:: Required action ::
Could you work out the number of lines in the listing that include the word "amount" and reply with that figure alone?

:: Exercise data ::
◇ ◇ ◇ ◇ ◇ ◇ ◇

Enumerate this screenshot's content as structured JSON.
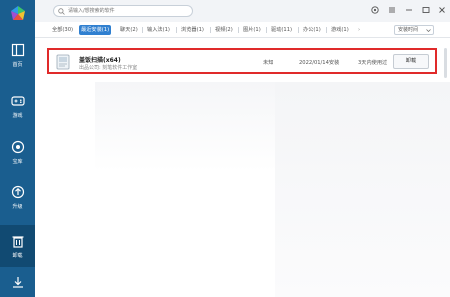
{
  "app": {
    "colors": {
      "sidebar": "#1a5e8f",
      "sidebar_active": "#114a72",
      "accent": "#2f7fd0",
      "highlight_border": "#e02a2a"
    }
  },
  "sidebar": {
    "items": [
      {
        "label": "首页",
        "icon": "home-icon"
      },
      {
        "label": "游戏",
        "icon": "gamepad-icon"
      },
      {
        "label": "宝库",
        "icon": "treasure-icon"
      },
      {
        "label": "升级",
        "icon": "upgrade-icon"
      },
      {
        "label": "卸载",
        "icon": "trash-icon"
      }
    ],
    "bottom_icon": "download-icon"
  },
  "search": {
    "placeholder": "请输入/想搜索的软件"
  },
  "filters": {
    "tabs": [
      "全部(30)",
      "最近安装(1)",
      "聊天(2)",
      "输入法(1)",
      "浏览器(1)",
      "视频(2)",
      "图片(1)",
      "驱动(11)",
      "办公(1)",
      "游戏(1)"
    ],
    "active_index": 1,
    "sort_label": "安装时间"
  },
  "apps": [
    {
      "name": "盖饭扫描(x64)",
      "publisher": "出品公司: 刻笔软件工作室",
      "size": "未知",
      "install_date": "2022/01/14安装",
      "last_used": "3天内使用过",
      "action": "卸载"
    }
  ]
}
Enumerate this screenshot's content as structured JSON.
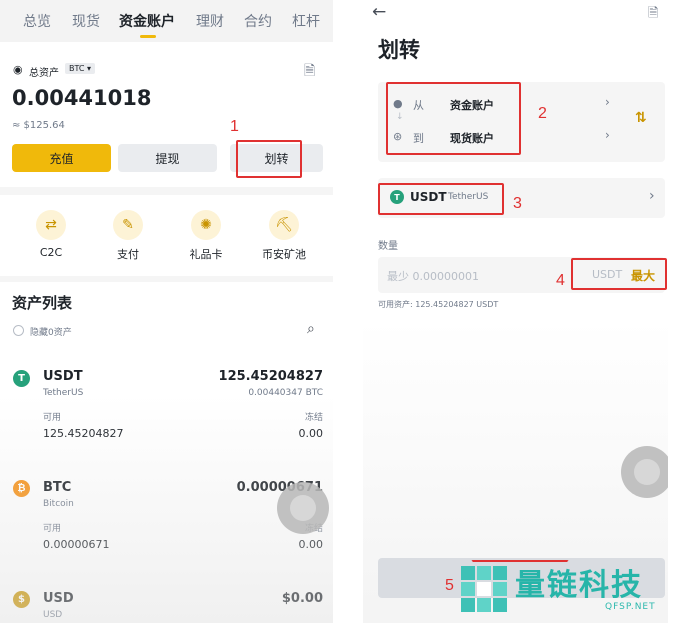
{
  "left": {
    "tabs": [
      "总览",
      "现货",
      "资金账户",
      "理财",
      "合约",
      "杠杆"
    ],
    "overview": {
      "label": "总资产",
      "unit": "BTC",
      "balance": "0.00441018",
      "fiat": "≈ $125.64"
    },
    "buttons": {
      "deposit": "充值",
      "withdraw": "提现",
      "transfer": "划转"
    },
    "quick": [
      "C2C",
      "支付",
      "礼品卡",
      "币安矿池"
    ],
    "asset_list": {
      "title": "资产列表",
      "hide_zero": "隐藏0资产"
    },
    "assets": [
      {
        "symbol": "USDT",
        "name": "TetherUS",
        "amount": "125.45204827",
        "btc_value": "0.00440347 BTC",
        "available_label": "可用",
        "available": "125.45204827",
        "frozen_label": "冻结",
        "frozen": "0.00",
        "icon": "tether-icon",
        "color": "#26a17b"
      },
      {
        "symbol": "BTC",
        "name": "Bitcoin",
        "amount": "0.00000671",
        "btc_value": "",
        "available_label": "可用",
        "available": "0.00000671",
        "frozen_label": "冻结",
        "frozen": "0.00",
        "icon": "bitcoin-icon",
        "color": "#f7931a"
      },
      {
        "symbol": "USD",
        "name": "USD",
        "amount": "$0.00",
        "icon": "dollar-icon",
        "color": "#c99400"
      }
    ]
  },
  "right": {
    "title": "划转",
    "from_label": "从",
    "from_account": "资金账户",
    "to_label": "到",
    "to_account": "现货账户",
    "coin_symbol": "USDT",
    "coin_name": "TetherUS",
    "quantity_label": "数量",
    "quantity_placeholder": "最少 0.00000001",
    "quantity_unit": "USDT",
    "max_label": "最大",
    "available_text": "可用资产: 125.45204827 USDT"
  },
  "annotations": [
    "1",
    "2",
    "3",
    "4",
    "5"
  ],
  "watermark": {
    "title": "量链科技",
    "url": "QFSP.NET"
  },
  "colors": {
    "accent": "#f0b90b",
    "highlight": "#e03131",
    "text": "#1e2329",
    "muted": "#707a8a"
  }
}
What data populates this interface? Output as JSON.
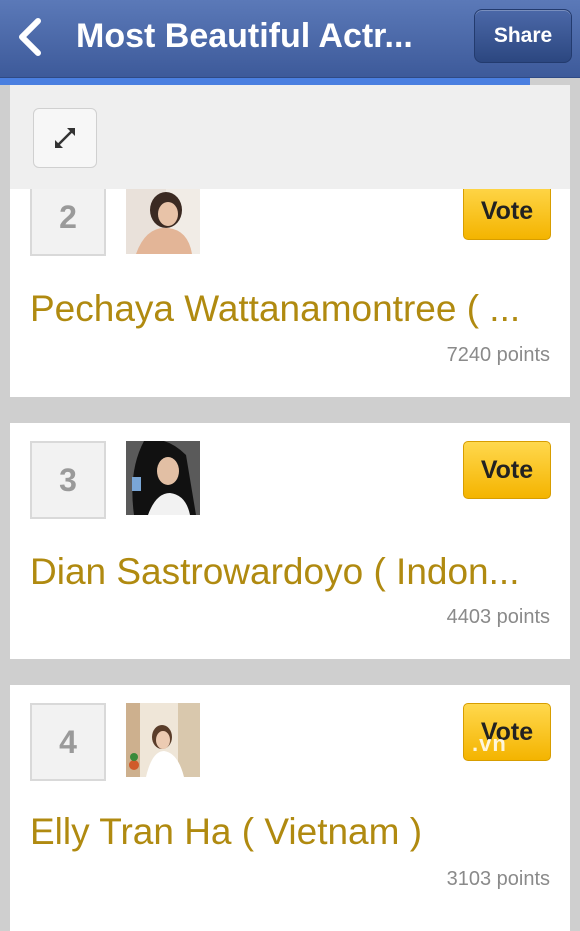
{
  "header": {
    "title": "Most Beautiful Actr...",
    "share_label": "Share"
  },
  "colors": {
    "nav_bar": "#4a67a8",
    "vote_button": "#f9c41a",
    "name_text": "#b08a10"
  },
  "icons": {
    "back": "chevron-left-icon",
    "expand": "expand-arrows-icon"
  },
  "entries": [
    {
      "rank": "2",
      "name": "Pechaya Wattanamontree ( ...",
      "points": "7240 points",
      "vote_label": "Vote"
    },
    {
      "rank": "3",
      "name": "Dian Sastrowardoyo ( Indon...",
      "points": "4403 points",
      "vote_label": "Vote"
    },
    {
      "rank": "4",
      "name": "Elly Tran Ha ( Vietnam )",
      "points": "3103 points",
      "vote_label": "Vote"
    }
  ],
  "watermark": ".vn"
}
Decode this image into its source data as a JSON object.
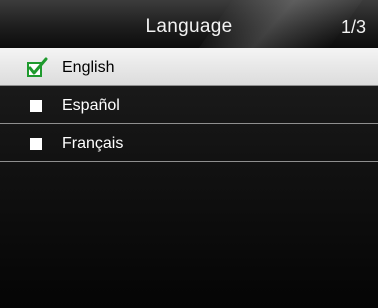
{
  "header": {
    "title": "Language",
    "page_indicator": "1/3"
  },
  "languages": [
    {
      "label": "English",
      "checked": true
    },
    {
      "label": "Español",
      "checked": false
    },
    {
      "label": "Français",
      "checked": false
    }
  ],
  "colors": {
    "selected_row": "#e6e6e6",
    "check_green": "#1f9a2e",
    "text_light": "#ffffff",
    "text_dark": "#000000"
  }
}
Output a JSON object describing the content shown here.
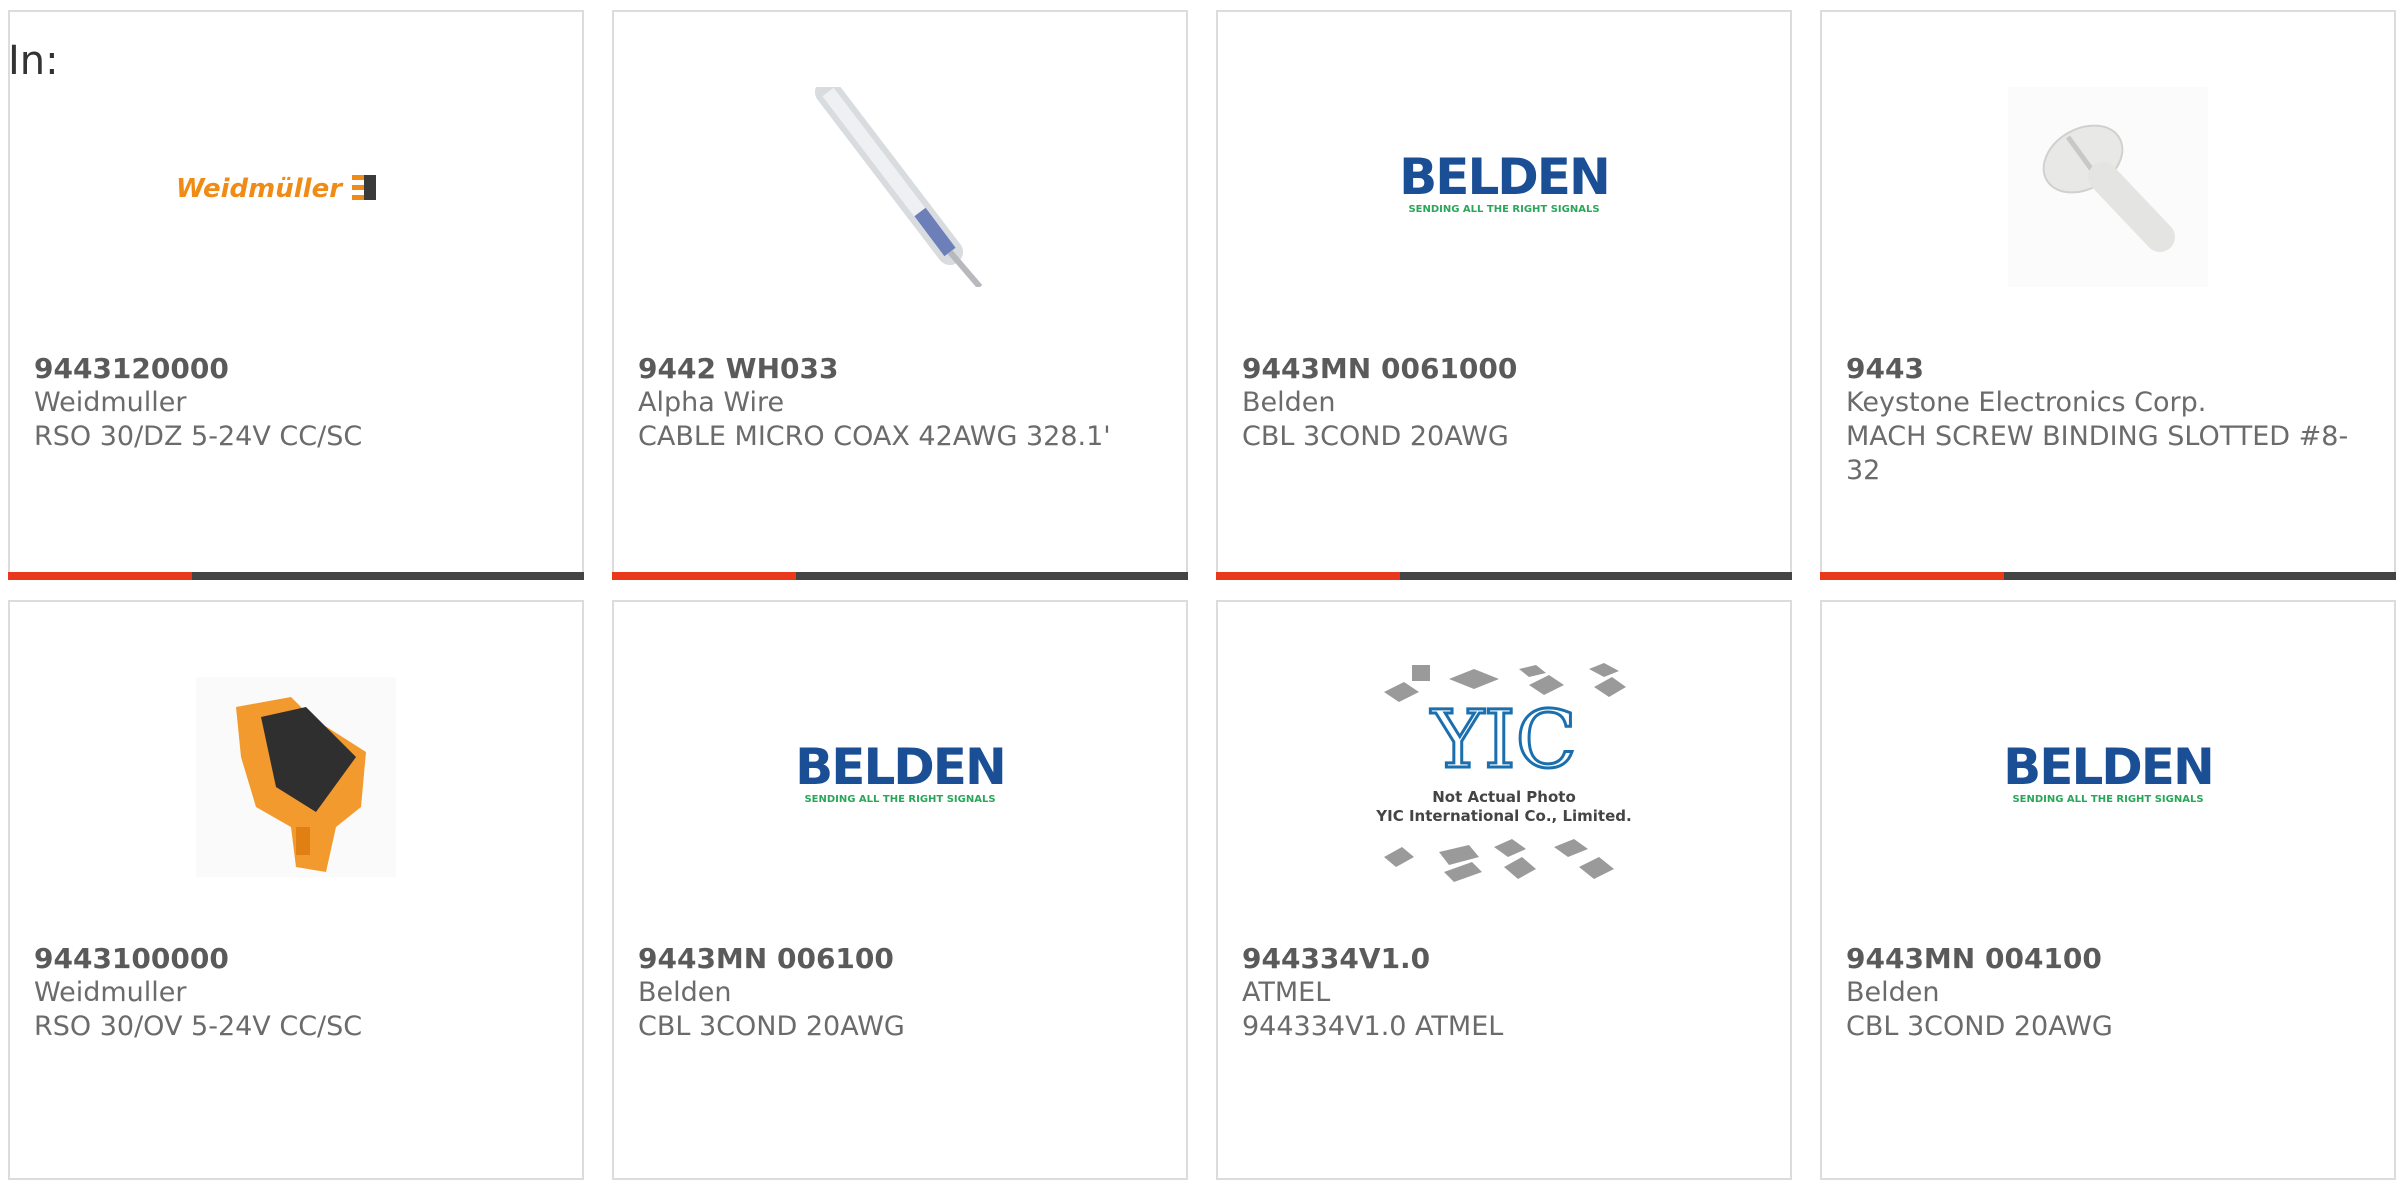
{
  "page": {
    "in_label": "In:"
  },
  "colors": {
    "accent": "#e8391d",
    "bar": "#444444",
    "text": "#6b6b6b",
    "belden_blue": "#1a4f95",
    "belden_green": "#2aa65a",
    "weidmuller_orange": "#f08c16"
  },
  "products": [
    {
      "part_number": "9443120000",
      "manufacturer": "Weidmuller",
      "description": "RSO 30/DZ 5-24V CC/SC",
      "image": "weidmuller-logo",
      "logo_text": "Weidmüller"
    },
    {
      "part_number": "9442 WH033",
      "manufacturer": "Alpha Wire",
      "description": "CABLE MICRO COAX 42AWG 328.1'",
      "image": "coax-cable-photo"
    },
    {
      "part_number": "9443MN 0061000",
      "manufacturer": "Belden",
      "description": "CBL 3COND 20AWG",
      "image": "belden-logo",
      "logo_text": "BELDEN",
      "logo_tagline": "SENDING ALL THE RIGHT SIGNALS"
    },
    {
      "part_number": "9443",
      "manufacturer": "Keystone Electronics Corp.",
      "description": "MACH SCREW BINDING SLOTTED #8-32",
      "image": "nylon-screw-photo"
    },
    {
      "part_number": "9443100000",
      "manufacturer": "Weidmuller",
      "description": "RSO 30/OV 5-24V CC/SC",
      "image": "relay-module-photo"
    },
    {
      "part_number": "9443MN 006100",
      "manufacturer": "Belden",
      "description": "CBL 3COND 20AWG",
      "image": "belden-logo",
      "logo_text": "BELDEN",
      "logo_tagline": "SENDING ALL THE RIGHT SIGNALS"
    },
    {
      "part_number": "944334V1.0",
      "manufacturer": "ATMEL",
      "description": "944334V1.0 ATMEL",
      "image": "yic-placeholder",
      "placeholder_line1": "Not Actual Photo",
      "placeholder_line2": "YIC International Co., Limited."
    },
    {
      "part_number": "9443MN 004100",
      "manufacturer": "Belden",
      "description": "CBL 3COND 20AWG",
      "image": "belden-logo",
      "logo_text": "BELDEN",
      "logo_tagline": "SENDING ALL THE RIGHT SIGNALS"
    }
  ]
}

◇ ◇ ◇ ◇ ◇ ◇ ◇

:: Response area ::
3